Haemoglobin variants have variable effects on HbA1c blood levels. There are now 1,198 different types of haemoglobin in humans. While most are clinically insignificant, some are significant enough to be of significance. Point mutations occur when a haemoglobin molecule gains or loses one of its amino acids. Combinations of these haemoglobins also colour the clinical picture. For example, HbS is a haemoglobin variant with normal chains and abnormal b polypeptide chains due to a substitution of valine for glutamic acid in position six of the b chain.
Seasonal variations in HbA1c levels may be attributed to changes in air temperature, hormones, and food intake. Seasonal variations are particularly noticeable among patients living in regions with large temperature differences. For example, in Koshigaya City, Japan, HbA1c levels are consistently higher in summer and lower in winter. Similarly, HbA1c values are lower in the city in December than in January.
The high-powered genetic analyses now available provide a new opportunity for dissecting the genetic makeup of HbA1C levels. This information can inform recent initiatives aimed at focusing diabetes care and diagnosis more centrally on HbA1c levels. Such studies will be of considerable interest in the years to come. Let us look at some of the possible implications of these studies. In particular, we will examine the genetic makeup of HbA1c blood test results in more detail.
If you suspect that you may have diabetes, your doctor may run an HbA1c blood test to identify the condition. However, this test is not a reliable indicator of your long-term glycemic status. The reportable range is 3.3 to 18.8%. Nonetheless, if you have elevated HbA1c levels, it’s a good idea to seek other diagnostic methods.
Excess breakdown of red blood cells
Haemoglobin is a protein found in the red blood cells (RBCs) and is responsible for giving them their bright red colour. RBCs usually live three months, and the A1c blood test reflects the number of these cells in your blood at the time of testing. Haemoglobin levels are useful because they represent an average of blood sugar control over some time.
Although no studies are comparing HbA1c blood levels during pregnancy to those of non-pregnant women, some have shown that a lower level of this blood marker is linked to lower birth weight. One study, by Worth et al., showed a substantial increase in HbA1c levels during pregnancy, but a smaller decrease during the first trimester. The authors also found a relationship between a woman’s HbA1c level during pregnancy and the percentile she gave birth to. Another study, by Hiramatsu et al., found a similar correlation between the HbA1c level during pregnancy and the percentile of the baby’s birth weight.
Haemoglobin S trait affects test results
Haemoglobin S trait refers to a genetic disorder that affects blood cells.
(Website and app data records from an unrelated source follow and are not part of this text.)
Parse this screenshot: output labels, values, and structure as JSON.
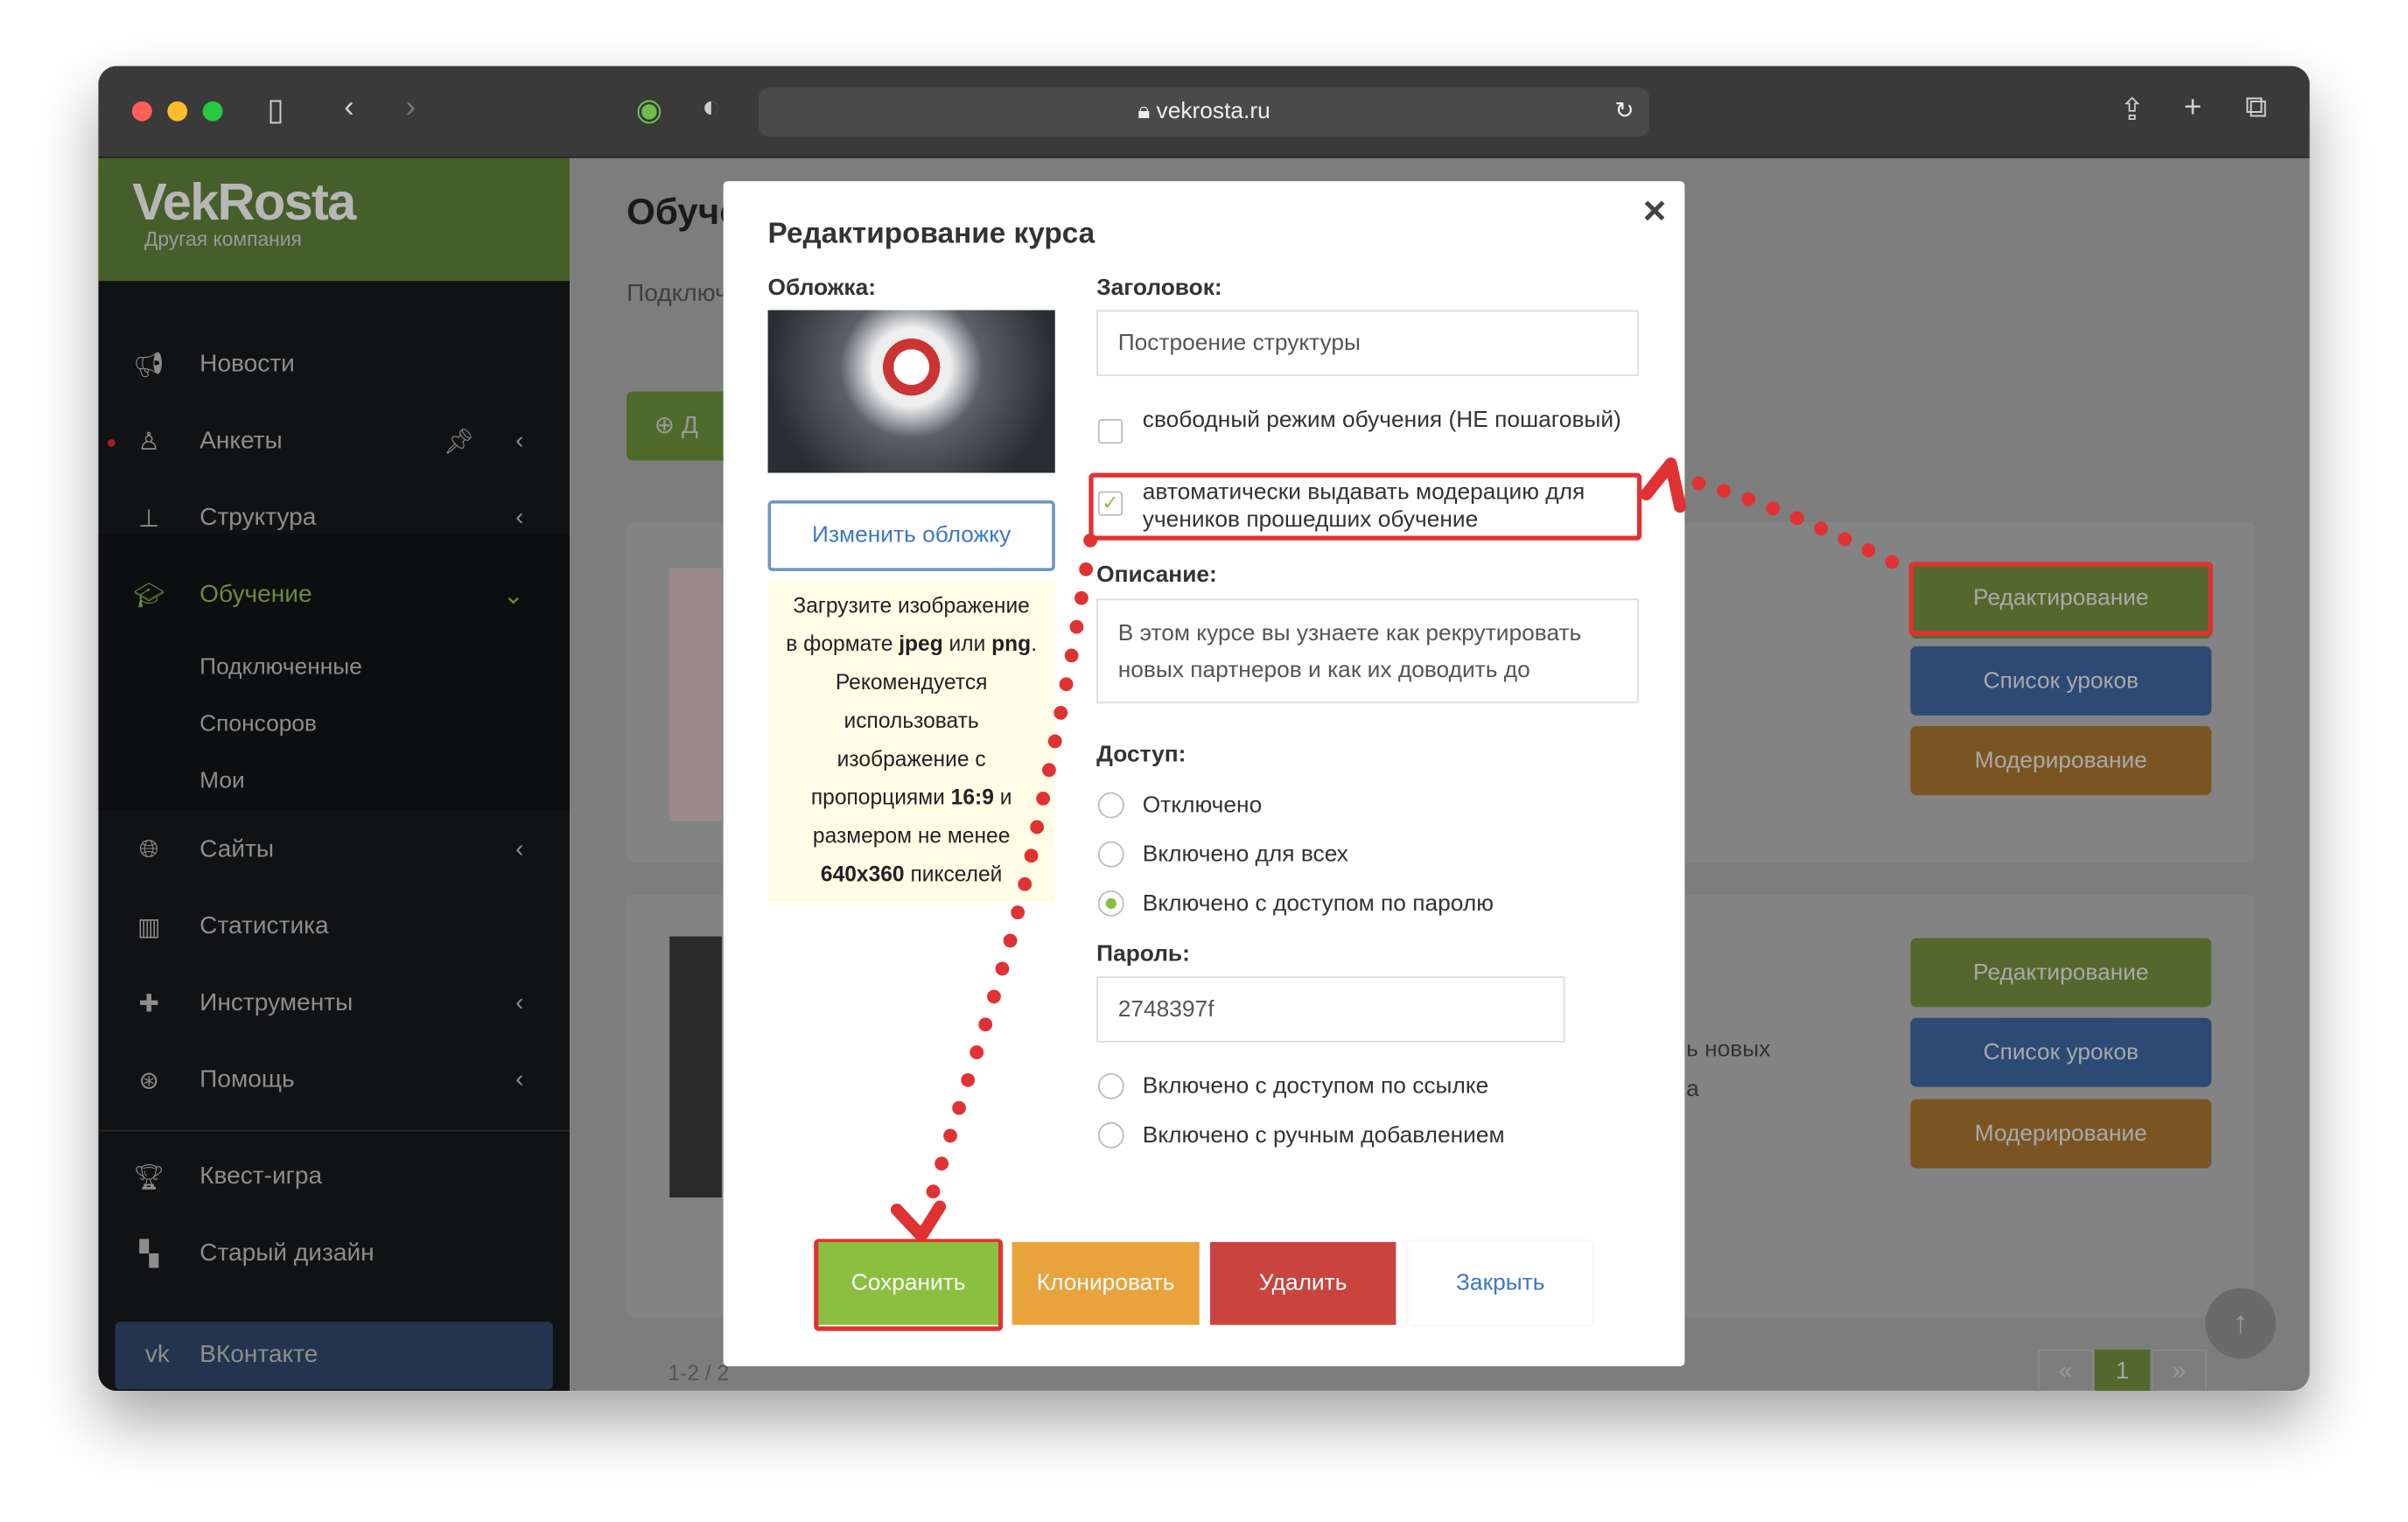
{
  "browser": {
    "url": "vekrosta.ru"
  },
  "logo": {
    "brand": "VekRosta",
    "subtitle": "Другая компания"
  },
  "sidebar": {
    "items": [
      {
        "label": "Новости",
        "icon": "megaphone-icon"
      },
      {
        "label": "Анкеты",
        "icon": "user-icon"
      },
      {
        "label": "Структура",
        "icon": "sitemap-icon"
      },
      {
        "label": "Обучение",
        "icon": "graduation-cap-icon",
        "active": true
      },
      {
        "label": "Сайты",
        "icon": "globe-icon"
      },
      {
        "label": "Статистика",
        "icon": "bar-chart-icon"
      },
      {
        "label": "Инструменты",
        "icon": "puzzle-icon"
      },
      {
        "label": "Помощь",
        "icon": "lifebuoy-icon"
      },
      {
        "label": "Квест-игра",
        "icon": "trophy-icon"
      },
      {
        "label": "Старый дизайн",
        "icon": "layout-icon"
      },
      {
        "label": "ВКонтакте",
        "icon": "vk-icon"
      }
    ],
    "subitems": [
      "Подключенные",
      "Спонсоров",
      "Мои"
    ]
  },
  "page": {
    "title": "Обучение",
    "tab": "Подключенные",
    "add_label": "Д",
    "card_text_1": "ь новых",
    "card_text_2": "а",
    "pagination_info": "1-2 / 2",
    "pages": [
      "«",
      "1",
      "»"
    ],
    "card_buttons": [
      "Редактирование",
      "Список уроков",
      "Модерирование"
    ]
  },
  "modal": {
    "title": "Редактирование курса",
    "cover_label": "Обложка:",
    "change_cover": "Изменить обложку",
    "hint": [
      "Загрузите изображение",
      "в формате ",
      "jpeg",
      " или ",
      "png",
      ".",
      "Рекомендуется",
      "использовать",
      "изображение с",
      "пропорциями ",
      "16:9",
      " и",
      "размером не менее",
      "640x360",
      " пикселей"
    ],
    "heading_label": "Заголовок:",
    "heading_value": "Построение структуры",
    "free_mode": "свободный режим обучения (НЕ пошаговый)",
    "free_mode_checked": false,
    "auto_moderation": "автоматически выдавать модерацию для учеников прошедших обучение",
    "auto_moderation_checked": true,
    "description_label": "Описание:",
    "description_value": "В этом курсе вы узнаете как рекрутировать новых партнеров и как их доводить до результата",
    "access_label": "Доступ:",
    "access_options": [
      "Отключено",
      "Включено для всех",
      "Включено с доступом по паролю",
      "Включено с доступом по ссылке",
      "Включено с ручным добавлением"
    ],
    "access_selected": "Включено с доступом по паролю",
    "password_label": "Пароль:",
    "password_value": "2748397f",
    "buttons": {
      "save": "Сохранить",
      "clone": "Клонировать",
      "delete": "Удалить",
      "close": "Закрыть"
    }
  },
  "colors": {
    "save": "#8bbf3f",
    "clone": "#e8a33d",
    "delete": "#c9443f",
    "annotation": "#e03232",
    "brand_green": "#465e2a"
  }
}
The trait causes a person’s blood to be sickle-shaped. It is inherited from both parents. When haemoglobin S is low, the body’s cells don’t get the oxygen they need to survive. The trait may be present in small amounts or high amounts, and it is not always obvious until a person has been sick for many years.
Other factors that can affect test results
HbA1c blood test results can be falsely low in some individuals. These false-negative results can be caused by several factors, including genetic disorders, chronic kidney disease, and alcohol use. Alcohol consumption can also reduce HbA1c levels since it interferes with the binding of glucose to haemoglobin. Likewise, chronic liver disease and the second trimester of pregnancy can affect the HbA1c results.
Know more about hba1c blood test products in Welzo.com
Read More: How to Check For PCOS in Blood Test